- WHAT YOU WILL DO -
How many lines in the records below contain the string "Exhibit"? Answer with the number alone.

Web page and app entries:
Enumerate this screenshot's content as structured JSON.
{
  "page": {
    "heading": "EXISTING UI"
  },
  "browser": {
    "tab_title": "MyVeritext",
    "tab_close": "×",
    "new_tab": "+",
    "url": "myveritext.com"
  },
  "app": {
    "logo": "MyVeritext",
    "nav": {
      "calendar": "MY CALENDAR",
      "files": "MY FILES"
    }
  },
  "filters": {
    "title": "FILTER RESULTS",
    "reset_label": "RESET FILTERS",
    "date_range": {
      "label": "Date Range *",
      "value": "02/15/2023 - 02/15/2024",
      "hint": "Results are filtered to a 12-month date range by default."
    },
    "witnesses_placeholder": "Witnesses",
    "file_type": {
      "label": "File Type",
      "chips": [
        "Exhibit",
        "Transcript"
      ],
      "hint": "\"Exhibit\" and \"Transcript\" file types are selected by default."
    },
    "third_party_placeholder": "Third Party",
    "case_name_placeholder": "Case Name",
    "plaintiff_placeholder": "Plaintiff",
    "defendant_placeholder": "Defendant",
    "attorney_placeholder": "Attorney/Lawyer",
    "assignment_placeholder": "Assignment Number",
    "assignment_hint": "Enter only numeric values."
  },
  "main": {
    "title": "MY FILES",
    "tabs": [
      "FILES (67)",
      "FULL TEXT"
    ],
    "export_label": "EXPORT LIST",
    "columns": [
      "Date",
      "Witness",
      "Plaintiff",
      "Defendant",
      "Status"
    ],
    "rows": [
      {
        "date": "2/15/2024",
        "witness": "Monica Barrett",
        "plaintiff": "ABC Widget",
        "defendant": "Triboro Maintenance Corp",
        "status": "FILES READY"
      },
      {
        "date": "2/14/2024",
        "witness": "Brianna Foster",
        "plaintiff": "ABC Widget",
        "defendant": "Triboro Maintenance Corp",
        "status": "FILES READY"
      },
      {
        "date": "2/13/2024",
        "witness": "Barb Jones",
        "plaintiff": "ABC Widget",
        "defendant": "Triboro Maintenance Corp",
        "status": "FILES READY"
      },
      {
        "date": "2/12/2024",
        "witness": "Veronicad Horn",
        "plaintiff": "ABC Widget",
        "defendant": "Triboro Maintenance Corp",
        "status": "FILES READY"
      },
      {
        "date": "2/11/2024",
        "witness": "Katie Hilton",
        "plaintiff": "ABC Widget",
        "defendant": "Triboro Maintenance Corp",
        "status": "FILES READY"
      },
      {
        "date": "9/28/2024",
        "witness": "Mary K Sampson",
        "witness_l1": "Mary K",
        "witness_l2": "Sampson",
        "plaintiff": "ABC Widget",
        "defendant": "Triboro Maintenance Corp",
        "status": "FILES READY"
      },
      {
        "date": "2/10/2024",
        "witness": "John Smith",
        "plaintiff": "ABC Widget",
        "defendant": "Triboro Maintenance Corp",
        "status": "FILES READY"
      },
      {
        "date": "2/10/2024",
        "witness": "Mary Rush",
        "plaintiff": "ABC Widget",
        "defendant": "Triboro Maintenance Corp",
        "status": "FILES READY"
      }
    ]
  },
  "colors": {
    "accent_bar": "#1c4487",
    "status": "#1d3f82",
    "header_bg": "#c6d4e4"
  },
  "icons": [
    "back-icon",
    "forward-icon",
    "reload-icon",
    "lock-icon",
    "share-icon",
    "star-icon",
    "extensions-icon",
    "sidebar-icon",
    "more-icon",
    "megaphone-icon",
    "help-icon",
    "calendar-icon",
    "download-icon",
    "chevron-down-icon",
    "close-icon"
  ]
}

- SOLUTION FOR THIS EXERCISE -
2